The Best Mamod Engines to Buy and Restore

Mamod steam engines are becoming very popular at the moment since they can be purchased at very cheap prices and restored back to their former glories. The great thing, I find, about Mamod engines is their simplicity. They are all simple external combustion engines that, under a good fire and a full boiler of water, will run for a good ten minutes at least.
For people that want to get into buying and restoring engines though, it is important that they start off with the easier Mamod engines and make their way up to restoring harder engines once they have gathered the basics with the simpler engines. This is why I have created this article. I will go through all the engines Mamod have made and list them by how hard they are to restore.

To do this, I have three categorise to list the engines under: Easy Restorations, Slightly Difficult Restorations and Difficult Restorations.

Easy Restorations

These engines can be considered the easiest restorations to do out of all the Mamod engines.

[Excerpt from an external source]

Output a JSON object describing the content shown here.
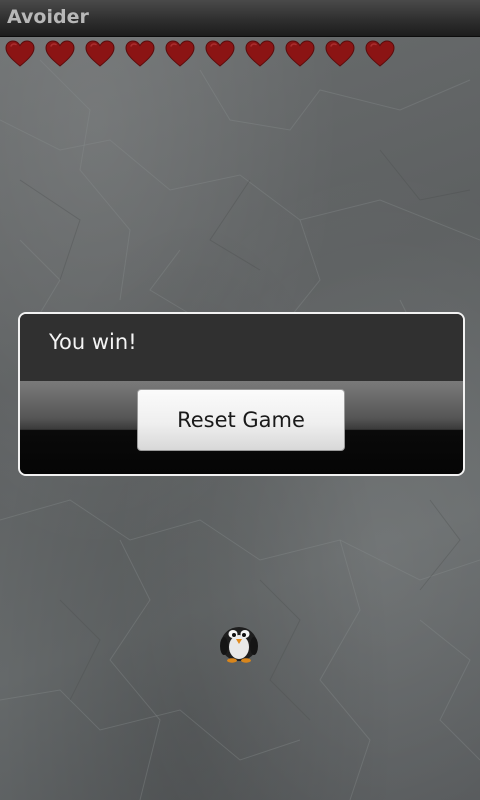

SE Range 

For anyone wanting to do their first restoration, start out on these engines. the SE1/2/3 are all simple engines because they have only four painted parts and the rest can be metal polished.
The other great thing about these engines are that they are ridiculously cheap, the cheapest of all the engines. You could pick yourself up a:
  • SE1 for under £30.
  • SE2 for under £40.
  • SE3 for under £50-60.
My preference to restore is the SE2. Since the SE3 has two pistons, this might be slightly more difficult to restore: especially if the engine does not run.

SP Range

The SP range was the replacement to the SE range. Therefore, they share similar characteristics with the SE being that they are just as easy to restore.
The only problem with the SP range is their pricing. Mamod currently (2014) are still producing the SP range. For this reason, they hold their value slightly better than the SE range. Therefore, you will be looking, for any SP engine, at least £40 and up. 

Slightly Difficult Restorations

The easiest restorations are the stationary engines because they have the minimum amount of parts for them to run. However, Mamod did not make just stationary. They also made traction engines too. 

TE1/a Traction Engine 

The TE1/a traction engine is slightly harder to restore since the torque from the flywheel is transferred to the rear wheel of the engine by drive bands. You are not just trying to make the flywheel rotate like you would be doing on a stationary engine. You are now trying to make the whole engine move forward.

Along with the added parts such as the wheels and front axle, the paint job on the TE1/a engines are a lot harder. The traction engines have heat resistant paint covering the boiler. However, it is very difficult trying to find the right colour paint that Mamod used while making sure it is not matt and is heat resistant. The prices for such paint are quite high...

Saying this, the satisfaction of restoring a traction engine cannot be beaten since this is the eptiome of a steam engine. You could expect to pick up a traction engine for £40 and up.

SR1/a Steam Roller

The steam roller is equally as difficult to restore as the traction engine since it is almost identical
except for the wheels at the front are replaced with rollers. You can find steam rollers selling for £40 and up.

What I would say about the traction engine and steam roller is that because of the difficulty in trying to replicate it's original paint scheme, many restorations end with making a unique paint scheme as this is usually the easiest way to respray the engines. For example, the brass coloured traction engine to the upper right actually started out with a green boiler. However, it was easier for me to strip the paint and turn it into a brass boiler traction engine. As well as this, the steam roller I restored has a black boiler instead which actually makes it look a bit mean!

Difficult Restorations

The reason why all these engines are considered difficult is because:
  • They have many more parts to restore.
  • The structure of them is different (such as the wagon with a much longer drive band to connect flywheel to rear wheels).
  • The paint jobs for them are much more complicated.
  • The cost to restore them is much higher.
  • The price of the engines are much higher.
All of these engines, from my opinion, are considered difficult restorations to do compared to the above engines:
  • All Mamod steam trains.
  • Mamod SW1 Wagon.
  • Mamod SE4 engines (however, if you do get one of these, don't restore it! They are extremely rare and worth much more in their original condition).
  • Mamod Steam Roadsters.
  • Mamod Fire Engine, London Bus and Delivery Van.

I hope this helps people decide what engines to restore. If you need more help on restoring your Mamod engine, have a look around the website as there are little tips and tricks to restoring engines scattered around all my articles.

More excitingly, this summer (2014 summer), I will be releasing a book. Yes, a book! This book is going to be about Everything you need to know to restore a Mamod engine be it all of the above engines. As well as this, it will include a complete history of Mamod from when it started to now plus a little science about how the steam engine works! 

The reason for such a book is that since creating, I have had many people ask for me to restore their engines. As flattered as I am about people wanting me to do this, I am very limited by my time since I am studying at University. Therefore, I thought it would be far better and cheaper for people wanting to restore their engines that I simply create a book with all my knowledge about engines into it so anyone can learn how to restore an engine to a high level.